══ Supplied records ══
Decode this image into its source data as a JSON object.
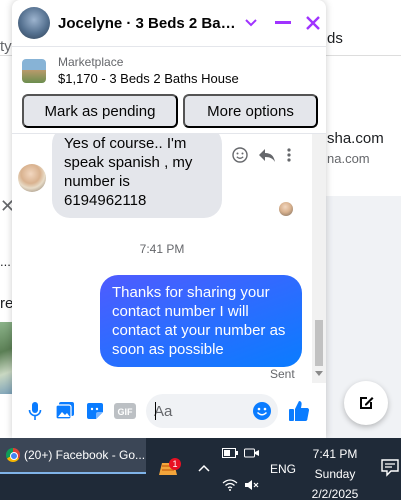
{
  "background": {
    "topbar_fragment": "ty",
    "right_fragment_top": "ds",
    "right_fragment_email": "sha.com",
    "right_fragment_email2": "na.com",
    "left_dots": "...",
    "left_fragment": "re",
    "left_close": "✕"
  },
  "chat": {
    "title": "Jocelyne · 3 Beds 2 Baths ...",
    "marketplace_label": "Marketplace",
    "listing_title": "$1,170 - 3 Beds 2 Baths House",
    "mark_pending_label": "Mark as pending",
    "more_options_label": "More options",
    "incoming_message": "Yes of course.. I'm speak spanish , my number is 6194962118",
    "timestamp": "7:41 PM",
    "outgoing_message": "Thanks for sharing your contact number I will contact at your number as soon as possible",
    "status": "Sent",
    "input_placeholder": "Aa",
    "icons": {
      "chevron": "chevron-down-icon",
      "minimize": "minimize-icon",
      "close": "close-icon",
      "mic": "microphone-icon",
      "image": "image-icon",
      "sticker": "sticker-icon",
      "gif": "gif-icon",
      "emoji": "emoji-icon",
      "like": "thumbs-up-icon"
    },
    "colors": {
      "accent": "#a033ff",
      "blue": "#0a7cff"
    }
  },
  "taskbar": {
    "app_label": "(20+) Facebook - Go...",
    "notification_badge": "1",
    "language": "ENG",
    "time": "7:41 PM",
    "day": "Sunday",
    "date": "2/2/2025"
  }
}
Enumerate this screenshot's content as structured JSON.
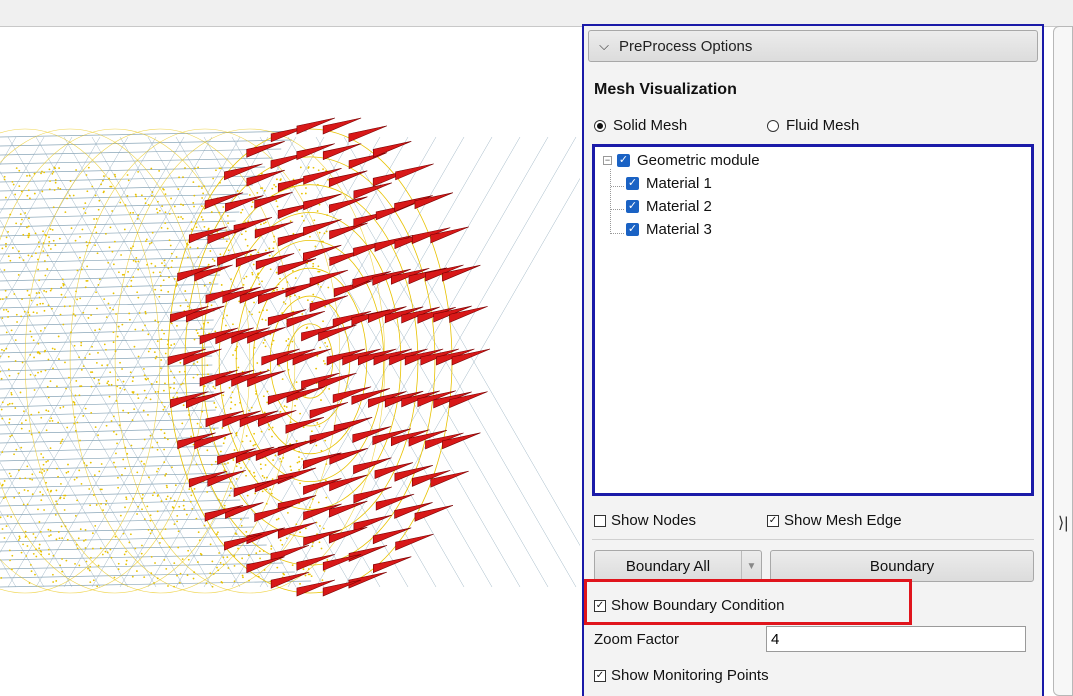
{
  "panel": {
    "header_label": "PreProcess Options",
    "mesh_title": "Mesh Visualization",
    "radios": {
      "solid_label": "Solid Mesh",
      "fluid_label": "Fluid Mesh",
      "selected": "Solid Mesh"
    },
    "tree": {
      "root": "Geometric module",
      "children": [
        "Material 1",
        "Material 2",
        "Material 3"
      ]
    },
    "show_nodes_label": "Show Nodes",
    "show_mesh_edge_label": "Show Mesh Edge",
    "boundary_all_label": "Boundary All",
    "boundary_label": "Boundary",
    "show_boundary_condition_label": "Show Boundary Condition",
    "zoom_factor_label": "Zoom Factor",
    "zoom_factor_value": "4",
    "show_monitoring_points_label": "Show Monitoring Points"
  },
  "checks": {
    "show_nodes": false,
    "show_mesh_edge": true,
    "show_boundary_condition": true,
    "show_monitoring_points": true
  },
  "colors": {
    "panel_border": "#1a1aa8",
    "highlight": "#e0141c",
    "arrow": "#d81818",
    "mesh_yellow": "#e8c200",
    "mesh_wire": "#8aa6b8",
    "checkbox_blue": "#1a62c4"
  },
  "icons": {
    "collapse": "chevron-down-icon",
    "dropdown": "triangle-down-icon",
    "side_toggle": "collapse-right-icon"
  }
}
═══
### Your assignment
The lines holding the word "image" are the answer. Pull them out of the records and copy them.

### Completed task
Decode this image into its source data as a JSON object.
      "image": "image-icon",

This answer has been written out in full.